Martin Pipe announced his retirement on grounds of ill-health on 29 April 2006, handing over the reins to son, David Pipe.
Pipe remains within the game as an owner and enjoyed a Cheltenham success with Gaspara in 2007. In 2009 Pipe was honoured with the creation of a new race at the Cheltenham Festival named after him, the Martin Pipe Conditional Jockeys' Handicap Hurdle.
A notoriously quiet and distant man, Pipe's science-based approach to training initially met with much scepticism and suspicion from both inside and outside of the racing community. This was perhaps most notably demonstrated when his operation was targeted as part of an expose by investigative journalist, Roger Cook.
Nevertheless, Pipe's methodology has subsequently been widely copied and is considered as transforming the face of National Hunt Racing in Britain.
Pipe was also implicated in a betting scandal in 2004 at Exeter after a spectacular gamble in a National Hunt Flat race was landed by There Is No Doubt. The horse was trained by the late Helen Bridges and backed from 28-1 into 5-2 favourite.
However, it subsequently emerged that the horse had been known by the name of Le Saadien before Pipe sold him to Bridges just a few weeks before the run, and it was alleged that a number of persons, including Pipe's chief patron, David Johnson had taken part in the betting coup.
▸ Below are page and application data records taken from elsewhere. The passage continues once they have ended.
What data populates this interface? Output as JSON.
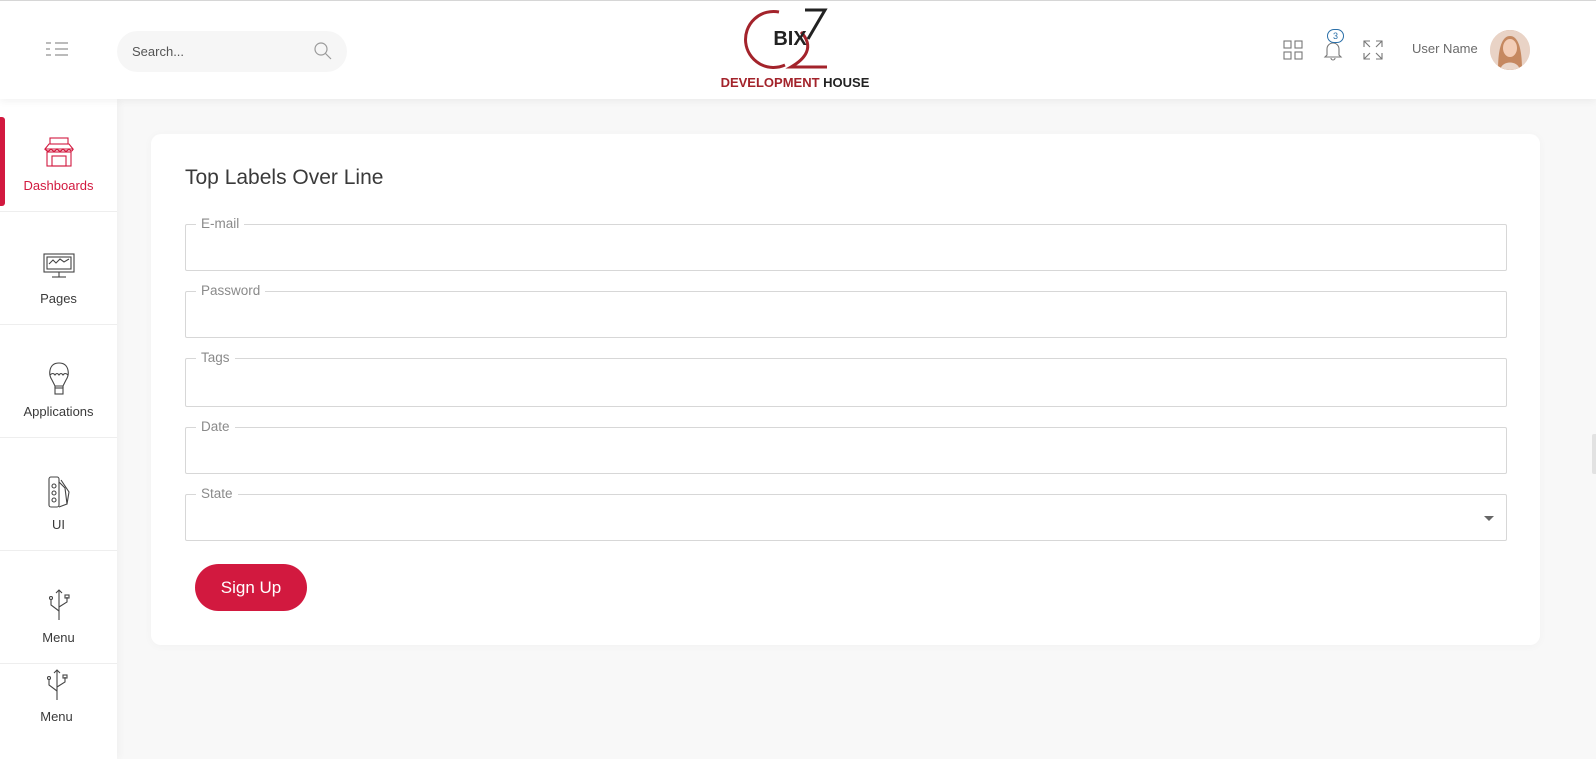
{
  "header": {
    "search_placeholder": "Search...",
    "logo": {
      "mark": "BIX",
      "word_red": "DEVELOPMENT",
      "word_dark": "HOUSE"
    },
    "notification_count": "3",
    "user_name": "User Name",
    "icons": [
      "menu-toggle-icon",
      "search-icon",
      "apps-grid-icon",
      "bell-icon",
      "fullscreen-icon"
    ]
  },
  "sidebar": {
    "items": [
      {
        "label": "Dashboards",
        "icon": "shop-icon",
        "active": true
      },
      {
        "label": "Pages",
        "icon": "monitor-icon",
        "active": false
      },
      {
        "label": "Applications",
        "icon": "balloon-icon",
        "active": false
      },
      {
        "label": "UI",
        "icon": "swatches-icon",
        "active": false
      },
      {
        "label": "Menu",
        "icon": "usb-icon",
        "active": false
      },
      {
        "label": "Menu",
        "icon": "usb-icon",
        "active": false
      }
    ]
  },
  "form": {
    "title": "Top Labels Over Line",
    "fields": [
      {
        "label": "E-mail",
        "value": ""
      },
      {
        "label": "Password",
        "value": ""
      },
      {
        "label": "Tags",
        "value": ""
      },
      {
        "label": "Date",
        "value": ""
      },
      {
        "label": "State",
        "value": ""
      }
    ],
    "submit_label": "Sign Up"
  },
  "colors": {
    "accent": "#d2193f",
    "logo_red": "#a3232b",
    "background": "#f8f8f8"
  }
}
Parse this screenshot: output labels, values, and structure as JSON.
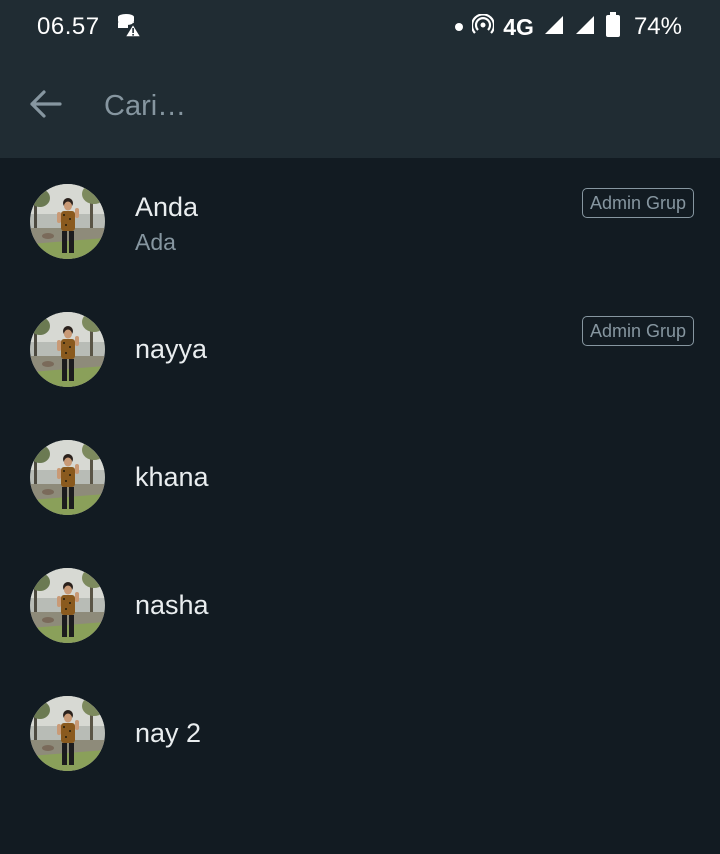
{
  "status_bar": {
    "time": "06.57",
    "network": "4G",
    "battery": "74%",
    "icons": [
      "database-warning-icon",
      "dot-icon",
      "hotspot-icon",
      "signal-icon",
      "signal-icon",
      "battery-icon"
    ]
  },
  "search": {
    "placeholder": "Cari…",
    "back_icon": "arrow-left-icon"
  },
  "members": [
    {
      "name": "Anda",
      "subtitle": "Ada",
      "badge": "Admin Grup"
    },
    {
      "name": "nayya",
      "subtitle": "",
      "badge": "Admin Grup"
    },
    {
      "name": "khana",
      "subtitle": "",
      "badge": ""
    },
    {
      "name": "nasha",
      "subtitle": "",
      "badge": ""
    },
    {
      "name": "nay 2",
      "subtitle": "",
      "badge": ""
    }
  ],
  "colors": {
    "background": "#121b22",
    "header": "#202c33",
    "primary_text": "#e9edef",
    "secondary_text": "#8696a0"
  }
}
The Jockey Club interviewed all concerned but found that no rule had been broken.